Keep in Touch By Meeting Grandkids Where They Live

Are you living a distance from your grandchildren and communication is less than optimal? Do you call your teenage grandchildren and it takes them forever to call you back, if they call back all?  It can be frustrating and disappointing to say the least.  You remember when they were little.  They would run up to you filled with glee every time you walked into the room. And now that you aren’t living close to them it makes seeing each other difficult. You wonder what they are doing. Are they happy? You miss that connection. Keeping connected with grandchildren can be a challenge, especially if you don’t live close enough so that you can see them once in a while. So, what are you to do?

Consider The Trends

Facebook, Twitter, Instagram, LinkedIn and Pinterest are the main social network sites that teenagers and young adults are using today to keep in touch, communicate and share information. Many seniors use social networks as a means of capturing snippets of the lives of family and friends and staying in touch with old classmates and past co-workers. According to a Forbes report, “For Facebook, the trend was clear: User growth is fastest in the oldest cohort. Among survey takers 65 and older, 45% identified themselves as Facebook users in the new survey. That’s up from 35% a year ago.” It is clear that social networks are one of the preferred means of communication for the younger generations, while the older population is jumping on the band wagon and catching up.

With the onset of smart phones, communication has become more technologically based and from looking at the younger population you can see they are almost always attached to their phones, communicating constantly through social networking and texts.

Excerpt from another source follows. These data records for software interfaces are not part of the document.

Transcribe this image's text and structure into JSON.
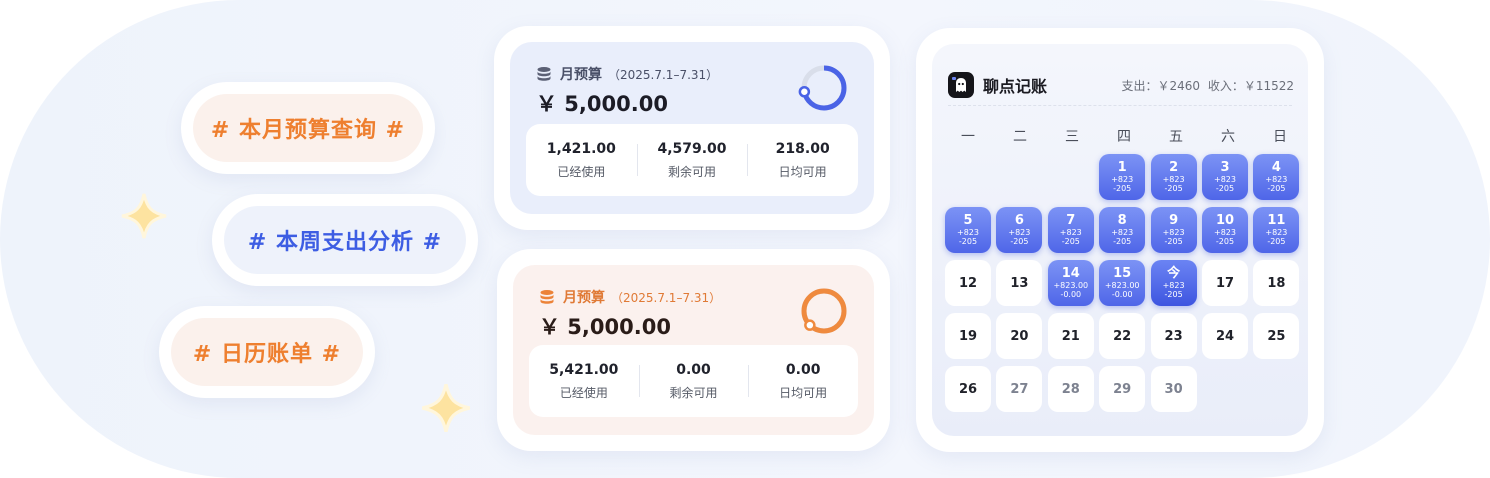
{
  "tags": [
    {
      "label": "# 本月预算查询 #",
      "tone": "orange"
    },
    {
      "label": "# 本周支出分析 #",
      "tone": "blue"
    },
    {
      "label": "# 日历账单  #",
      "tone": "orange"
    }
  ],
  "budget_cards": [
    {
      "title": "月预算",
      "range": "（2025.7.1–7.31）",
      "amount": "￥ 5,000.00",
      "ring_progress": 0.72,
      "accent": "#4a63e6",
      "stats": [
        {
          "value": "1,421.00",
          "label": "已经使用"
        },
        {
          "value": "4,579.00",
          "label": "剩余可用"
        },
        {
          "value": "218.00",
          "label": "日均可用"
        }
      ]
    },
    {
      "title": "月预算",
      "range": "（2025.7.1–7.31）",
      "amount": "￥ 5,000.00",
      "ring_progress": 1.0,
      "accent": "#ef8a3e",
      "stats": [
        {
          "value": "5,421.00",
          "label": "已经使用"
        },
        {
          "value": "0.00",
          "label": "剩余可用"
        },
        {
          "value": "0.00",
          "label": "日均可用"
        }
      ]
    }
  ],
  "calendar": {
    "app_name": "聊点记账",
    "expense_label": "支出：￥2460",
    "income_label": "收入：￥11522",
    "weekdays": [
      "一",
      "二",
      "三",
      "四",
      "五",
      "六",
      "日"
    ],
    "leading_blanks": 3,
    "days": [
      {
        "d": "1",
        "a": "+823",
        "b": "-205",
        "state": "active"
      },
      {
        "d": "2",
        "a": "+823",
        "b": "-205",
        "state": "active"
      },
      {
        "d": "3",
        "a": "+823",
        "b": "-205",
        "state": "active"
      },
      {
        "d": "4",
        "a": "+823",
        "b": "-205",
        "state": "active"
      },
      {
        "d": "5",
        "a": "+823",
        "b": "-205",
        "state": "active"
      },
      {
        "d": "6",
        "a": "+823",
        "b": "-205",
        "state": "active"
      },
      {
        "d": "7",
        "a": "+823",
        "b": "-205",
        "state": "active"
      },
      {
        "d": "8",
        "a": "+823",
        "b": "-205",
        "state": "active"
      },
      {
        "d": "9",
        "a": "+823",
        "b": "-205",
        "state": "active"
      },
      {
        "d": "10",
        "a": "+823",
        "b": "-205",
        "state": "active"
      },
      {
        "d": "11",
        "a": "+823",
        "b": "-205",
        "state": "active"
      },
      {
        "d": "12",
        "state": "white"
      },
      {
        "d": "13",
        "state": "white"
      },
      {
        "d": "14",
        "a": "+823.00",
        "b": "-0.00",
        "state": "active"
      },
      {
        "d": "15",
        "a": "+823.00",
        "b": "-0.00",
        "state": "active"
      },
      {
        "d": "今",
        "a": "+823",
        "b": "-205",
        "state": "today"
      },
      {
        "d": "17",
        "state": "white"
      },
      {
        "d": "18",
        "state": "white"
      },
      {
        "d": "19",
        "state": "white"
      },
      {
        "d": "20",
        "state": "white"
      },
      {
        "d": "21",
        "state": "white"
      },
      {
        "d": "22",
        "state": "white"
      },
      {
        "d": "23",
        "state": "white"
      },
      {
        "d": "24",
        "state": "white"
      },
      {
        "d": "25",
        "state": "white"
      },
      {
        "d": "26",
        "state": "white"
      },
      {
        "d": "27",
        "state": "dim"
      },
      {
        "d": "28",
        "state": "dim"
      },
      {
        "d": "29",
        "state": "dim"
      },
      {
        "d": "30",
        "state": "dim"
      }
    ]
  }
}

Recognizing A Cultural Shift

I am so fortunate to have a lot of younger adults in my life that I interact with on a daily basis.  They keep me young, informed and fill me with joy and laughter.  There is one curiosity though.  Frequently, I have shared a meal with them, only to find that when there was a pause in conversation, or when that buzz or vibration calls out to them in urgency, their phones are immediately lifted from the table where they had been safely kept within reach, and what follows is an abrupt end to conversation.  It reminds me of the 1960 movie, The Time Machine, where the alarm goes off and all the young beautiful people in a trance are drawn into the open doors of the sphinx.  Maybe that movie was a prediction of things to come.

During those meals, I noted that once one person broke from the face-to-face conversation into the world of technology, others quickly followed suit, until all, except myself, were face-to-phone, mesmerized by the latest post or tweet or text. I find this behavior so curious. I use to find it rude and annoying, and I guess on some level I still do, but then I began to think about cultural shifts that take place from generation to generation, be it in fashion,  music, language, or communication style. And in that moment, it occurred to me that what I was observing was a cultural shift of this new generation.  I didn’t want to place judgment on this shift that I was observing,  so I just made a mental note of it. The question I asked myself was, did I find benefit from participating and meeting them where they live, deep in their world of technology?

The simple recognition of this cultural shift may be the beginning of a solution to the communication challenge.

One in three teens sends more than 100 text messages in one day, or 3000 texts a month. 


~ Pew Research Center

According to Pew Research Center, “text messaging explodes as teens embrace it as the centerpiece of their communication strategies with friends.” The frequency with which they text has now overtaken the frequency of every other common form of interaction with their friends, including face-to-face conversation, calling on the cell phone, social network, instant message and email.  Statistics say that 58% of teens contact their friends through text on a daily basis vs. 38 percent who call on the cell phone.  Texting wins overall.

So, if you having trouble connecting with your grandkids, and the phone or social networks don’t work, try texting.  It appears that is where they live.

What other solutions have you found that increase communication with the teenagers and young adults in your life?